* [Study material]:
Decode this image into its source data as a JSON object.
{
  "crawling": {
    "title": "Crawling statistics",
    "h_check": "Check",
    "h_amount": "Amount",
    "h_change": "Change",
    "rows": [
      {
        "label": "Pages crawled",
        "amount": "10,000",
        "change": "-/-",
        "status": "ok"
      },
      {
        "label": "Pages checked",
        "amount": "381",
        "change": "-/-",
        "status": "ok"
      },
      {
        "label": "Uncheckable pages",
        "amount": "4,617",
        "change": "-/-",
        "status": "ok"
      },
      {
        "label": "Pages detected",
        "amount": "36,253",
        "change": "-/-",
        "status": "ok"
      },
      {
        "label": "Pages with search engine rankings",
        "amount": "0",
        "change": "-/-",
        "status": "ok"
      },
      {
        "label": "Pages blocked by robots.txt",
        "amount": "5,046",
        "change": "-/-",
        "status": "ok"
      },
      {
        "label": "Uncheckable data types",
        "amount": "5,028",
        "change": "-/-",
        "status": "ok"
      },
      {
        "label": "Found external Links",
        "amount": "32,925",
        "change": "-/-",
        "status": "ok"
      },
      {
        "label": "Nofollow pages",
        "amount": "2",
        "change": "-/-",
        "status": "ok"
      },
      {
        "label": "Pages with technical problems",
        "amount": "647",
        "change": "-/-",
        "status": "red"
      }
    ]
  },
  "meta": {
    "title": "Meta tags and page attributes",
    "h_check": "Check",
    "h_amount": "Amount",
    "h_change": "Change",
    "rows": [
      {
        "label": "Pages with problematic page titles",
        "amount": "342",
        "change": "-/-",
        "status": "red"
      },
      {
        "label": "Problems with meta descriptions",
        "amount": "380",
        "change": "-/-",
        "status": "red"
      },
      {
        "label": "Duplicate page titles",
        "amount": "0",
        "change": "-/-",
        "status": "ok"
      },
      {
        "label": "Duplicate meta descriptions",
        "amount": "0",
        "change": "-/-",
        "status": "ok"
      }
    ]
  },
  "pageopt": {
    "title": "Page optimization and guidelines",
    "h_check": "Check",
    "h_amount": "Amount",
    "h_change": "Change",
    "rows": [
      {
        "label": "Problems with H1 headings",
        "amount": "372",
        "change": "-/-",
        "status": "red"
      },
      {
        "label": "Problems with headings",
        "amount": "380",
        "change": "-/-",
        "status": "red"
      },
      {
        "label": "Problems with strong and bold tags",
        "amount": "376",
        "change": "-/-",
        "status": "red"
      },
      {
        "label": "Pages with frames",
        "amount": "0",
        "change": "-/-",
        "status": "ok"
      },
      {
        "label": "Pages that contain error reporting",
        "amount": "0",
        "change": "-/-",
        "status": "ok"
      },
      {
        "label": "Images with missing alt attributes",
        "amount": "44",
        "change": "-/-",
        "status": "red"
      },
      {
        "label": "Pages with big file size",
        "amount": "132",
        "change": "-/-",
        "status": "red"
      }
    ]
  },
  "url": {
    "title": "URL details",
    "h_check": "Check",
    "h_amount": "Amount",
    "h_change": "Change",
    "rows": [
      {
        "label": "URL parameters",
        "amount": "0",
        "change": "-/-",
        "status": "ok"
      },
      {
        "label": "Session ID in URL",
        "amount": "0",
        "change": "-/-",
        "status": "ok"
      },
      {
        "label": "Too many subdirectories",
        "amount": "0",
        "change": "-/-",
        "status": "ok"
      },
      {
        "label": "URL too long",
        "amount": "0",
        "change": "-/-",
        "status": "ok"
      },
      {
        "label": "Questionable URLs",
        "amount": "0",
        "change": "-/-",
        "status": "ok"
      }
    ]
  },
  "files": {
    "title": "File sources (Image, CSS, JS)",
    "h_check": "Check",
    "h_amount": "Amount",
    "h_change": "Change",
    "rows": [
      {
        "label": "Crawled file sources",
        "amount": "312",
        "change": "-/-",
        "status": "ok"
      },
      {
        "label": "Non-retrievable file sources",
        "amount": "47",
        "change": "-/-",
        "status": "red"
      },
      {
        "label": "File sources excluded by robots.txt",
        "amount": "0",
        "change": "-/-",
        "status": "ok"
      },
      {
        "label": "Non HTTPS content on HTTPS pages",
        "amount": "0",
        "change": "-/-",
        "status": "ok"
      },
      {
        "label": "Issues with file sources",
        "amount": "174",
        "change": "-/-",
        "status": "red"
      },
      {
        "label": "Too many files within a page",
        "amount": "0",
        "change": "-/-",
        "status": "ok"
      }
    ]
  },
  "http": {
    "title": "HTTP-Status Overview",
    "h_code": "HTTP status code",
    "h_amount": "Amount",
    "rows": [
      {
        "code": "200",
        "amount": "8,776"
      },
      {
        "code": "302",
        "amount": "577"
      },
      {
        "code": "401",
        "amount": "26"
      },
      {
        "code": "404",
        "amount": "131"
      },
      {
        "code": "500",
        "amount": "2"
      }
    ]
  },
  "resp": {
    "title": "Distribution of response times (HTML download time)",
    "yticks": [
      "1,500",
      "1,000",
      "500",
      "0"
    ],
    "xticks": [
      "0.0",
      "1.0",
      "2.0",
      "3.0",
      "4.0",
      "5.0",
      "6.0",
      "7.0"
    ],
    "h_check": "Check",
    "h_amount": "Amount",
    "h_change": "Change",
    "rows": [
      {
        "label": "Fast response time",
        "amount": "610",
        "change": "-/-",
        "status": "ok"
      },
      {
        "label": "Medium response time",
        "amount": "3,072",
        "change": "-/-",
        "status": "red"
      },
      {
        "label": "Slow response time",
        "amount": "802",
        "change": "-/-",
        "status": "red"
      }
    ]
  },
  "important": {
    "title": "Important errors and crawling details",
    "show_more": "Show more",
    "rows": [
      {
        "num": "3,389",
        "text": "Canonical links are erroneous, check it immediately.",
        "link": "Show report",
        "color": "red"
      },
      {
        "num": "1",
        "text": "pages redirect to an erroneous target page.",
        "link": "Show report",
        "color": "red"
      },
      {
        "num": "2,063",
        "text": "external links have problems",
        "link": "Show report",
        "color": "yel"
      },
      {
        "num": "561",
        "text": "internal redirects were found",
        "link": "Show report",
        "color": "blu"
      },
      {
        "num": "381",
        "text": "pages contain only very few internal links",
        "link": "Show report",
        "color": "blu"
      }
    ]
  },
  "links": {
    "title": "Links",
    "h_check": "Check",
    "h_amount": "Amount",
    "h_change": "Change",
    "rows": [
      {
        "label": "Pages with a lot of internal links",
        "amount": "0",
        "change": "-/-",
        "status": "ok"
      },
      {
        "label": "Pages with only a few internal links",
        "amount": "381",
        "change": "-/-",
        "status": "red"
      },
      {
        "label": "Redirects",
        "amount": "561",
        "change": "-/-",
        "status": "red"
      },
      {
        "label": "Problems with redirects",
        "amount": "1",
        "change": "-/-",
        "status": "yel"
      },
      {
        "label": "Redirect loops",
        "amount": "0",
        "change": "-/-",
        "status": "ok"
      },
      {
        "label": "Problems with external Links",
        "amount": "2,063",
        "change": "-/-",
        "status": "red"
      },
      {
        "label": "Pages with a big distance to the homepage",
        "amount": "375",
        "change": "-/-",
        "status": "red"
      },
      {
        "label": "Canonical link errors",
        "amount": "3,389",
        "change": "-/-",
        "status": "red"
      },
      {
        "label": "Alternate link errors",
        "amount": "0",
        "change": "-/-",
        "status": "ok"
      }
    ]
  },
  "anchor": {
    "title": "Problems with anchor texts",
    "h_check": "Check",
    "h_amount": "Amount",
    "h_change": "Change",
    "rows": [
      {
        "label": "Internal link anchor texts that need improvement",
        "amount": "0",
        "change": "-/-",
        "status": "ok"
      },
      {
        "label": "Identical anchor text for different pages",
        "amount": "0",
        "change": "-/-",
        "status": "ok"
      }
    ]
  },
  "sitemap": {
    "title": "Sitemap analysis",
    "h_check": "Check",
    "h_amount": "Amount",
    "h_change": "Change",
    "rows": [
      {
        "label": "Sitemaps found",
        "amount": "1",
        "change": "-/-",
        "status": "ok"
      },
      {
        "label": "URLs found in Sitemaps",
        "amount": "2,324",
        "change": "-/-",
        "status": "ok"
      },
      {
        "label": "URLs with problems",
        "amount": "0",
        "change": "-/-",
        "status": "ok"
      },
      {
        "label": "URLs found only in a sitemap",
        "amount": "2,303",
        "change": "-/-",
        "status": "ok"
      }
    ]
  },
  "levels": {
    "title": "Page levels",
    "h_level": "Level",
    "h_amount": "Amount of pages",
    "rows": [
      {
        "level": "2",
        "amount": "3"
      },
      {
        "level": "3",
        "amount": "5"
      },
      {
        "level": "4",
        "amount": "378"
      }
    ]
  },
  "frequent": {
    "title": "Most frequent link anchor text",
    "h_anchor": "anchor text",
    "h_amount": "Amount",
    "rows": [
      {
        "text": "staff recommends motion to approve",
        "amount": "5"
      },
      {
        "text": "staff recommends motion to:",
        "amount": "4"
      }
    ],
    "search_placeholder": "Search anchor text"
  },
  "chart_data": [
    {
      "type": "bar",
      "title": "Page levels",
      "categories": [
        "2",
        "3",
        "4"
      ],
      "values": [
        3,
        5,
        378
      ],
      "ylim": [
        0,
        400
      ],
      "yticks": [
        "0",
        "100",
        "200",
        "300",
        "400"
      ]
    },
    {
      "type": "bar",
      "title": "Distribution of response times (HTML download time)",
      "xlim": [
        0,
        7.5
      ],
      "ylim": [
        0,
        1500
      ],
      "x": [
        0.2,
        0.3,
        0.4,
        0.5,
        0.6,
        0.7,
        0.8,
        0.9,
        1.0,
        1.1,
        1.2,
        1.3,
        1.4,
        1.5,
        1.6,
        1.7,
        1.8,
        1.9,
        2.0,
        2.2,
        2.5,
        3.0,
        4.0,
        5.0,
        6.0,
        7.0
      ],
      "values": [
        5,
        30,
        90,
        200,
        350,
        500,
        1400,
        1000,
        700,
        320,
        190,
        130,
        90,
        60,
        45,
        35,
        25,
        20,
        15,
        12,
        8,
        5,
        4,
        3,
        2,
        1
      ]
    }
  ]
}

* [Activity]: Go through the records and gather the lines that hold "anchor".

* [Written response]:
  "anchor": {
    "title": "Problems with anchor texts",
        "label": "Internal link anchor texts that need improvement",
        "label": "Identical anchor text for different pages",
    "title": "Most frequent link anchor text",
    "h_anchor": "anchor text",
    "search_placeholder": "Search anchor text"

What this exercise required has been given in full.